June 21st, 2012 | Global Times Mubarak era over, but toxic legacy remains
Former Egyptian president Hosni Mubarak has been put on life support. His fate has been sealed as a dying criminal. It is a personal tragedy that symbolizes the turbulence in the country.
Mohamed Anwar el-Sadat, Mubarak’s predecessor, was assassinated during a military parade in 1981, from where Mubarak took over power until he was overthrown not long ago. But his fate was no better than Sadat’s. The results of the Egyptian presidential election are set to be unveiled today, however, with both candidates claiming victory, a lengthy political storm looms on the horizon.
In countries struggling with political upheaval, politicians often suffer dramatic ups and downs in their careers. Many had to endure a disgraceful end. Former South Korean president Park Chung-hee was assassinated in 1979. The Gandhi family of India and Bhutto family of Pakistan both had a prime minister killed by opponents. In many Southeast Asian countries, former presidents often face trial soon after they leave office.
How to treat the highest authorities is a challenge for many countries. It is not easy to reach an agreement between politicians and ordinary people. The tragedy often arises from the thinking that a country’s fate is closely related to a particular politician.
The departure of a political strongman sometimes brings new hope to a country, but also leaves one or more generations living in uncertainty. Without a mature system, the nation’s stability is often compromised by an outgoing strongman.
Political strongmen are sometimes an attractive choice for countries mired in upheaval. They can quickly restore public order and guarantee politicians’ personal gain, including security. But it also breeds danger as it is difficult to extend public order and personal gain to the next leader.

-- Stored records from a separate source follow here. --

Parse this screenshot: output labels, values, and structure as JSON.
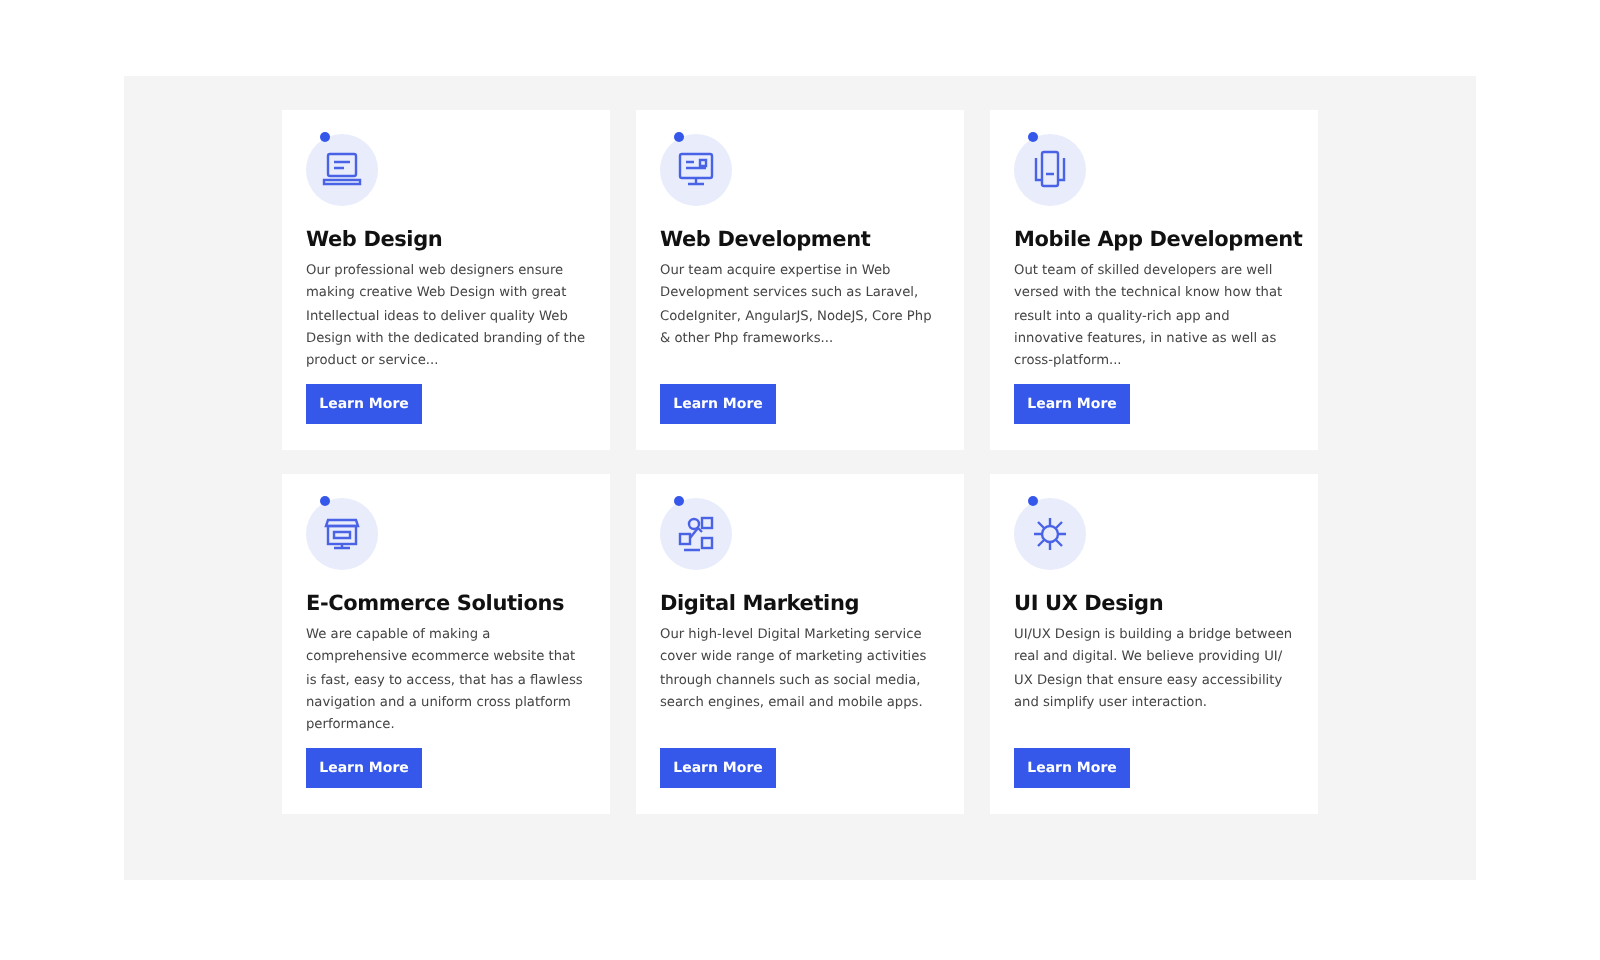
{
  "services": [
    {
      "title": "Web Design",
      "description": "Our professional web designers ensure making creative Web Design with great Intellectual ideas to deliver quality Web Design with the dedicated branding of the product or service...",
      "button": "Learn More"
    },
    {
      "title": "Web Development",
      "description": "Our team acquire expertise in Web Development services such as Laravel, CodeIgniter, AngularJS, NodeJS, Core Php & other Php frameworks...",
      "button": "Learn More"
    },
    {
      "title": "Mobile App Development",
      "description": "Out team of skilled developers are well versed with the technical know how that result into a quality-rich app and innovative features, in native as well as cross-platform...",
      "button": "Learn More"
    },
    {
      "title": "E-Commerce Solutions",
      "description": "We are capable of making a comprehensive ecommerce website that is fast, easy to access, that has a flawless navigation and a uniform cross platform performance.",
      "button": "Learn More"
    },
    {
      "title": "Digital Marketing",
      "description": "Our high-level Digital Marketing service cover wide range of marketing activities through channels such as social media, search engines, email and mobile apps.",
      "button": "Learn More"
    },
    {
      "title": "UI UX Design",
      "description": "UI/UX Design is building a bridge between real and digital. We believe providing UI/ UX Design that ensure easy accessibility and simplify user interaction.",
      "button": "Learn More"
    }
  ]
}
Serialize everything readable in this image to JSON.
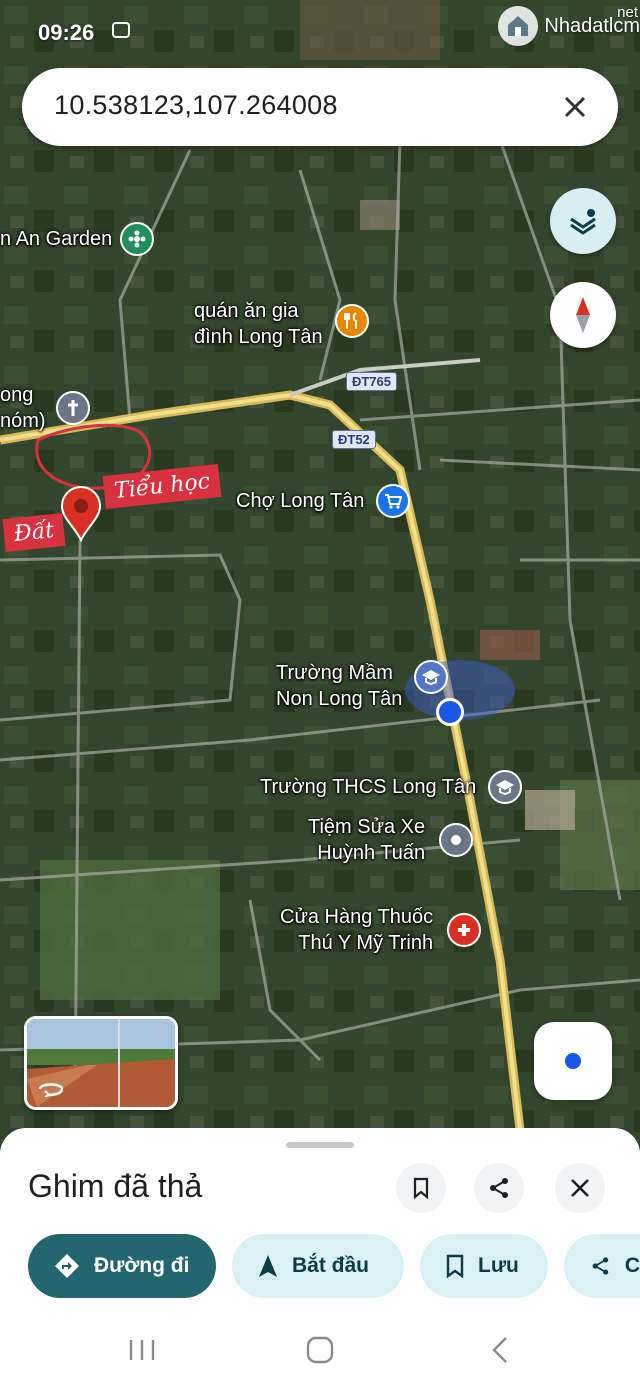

It is easy to uproot a political strongman, but much more difficult to remove the problems associated with strongman politics. The removal of the strongman has to be complemented with tackling these problems.
A high-quality democracy can help a society prosper, but a country with poor democratic politics cannot easily improve sloppy governance, of which strongman politics is only a syndrome. The Western political system has effectively restricted authorities’ power. But now it raises another question of whether a weakened government can lead countries to cope with growing challenges.
How long Mubarak can cling on to life for is not important. His remaining value probably lies in prompting people to ponder how he and Egypt came to such a state today.
By Global Times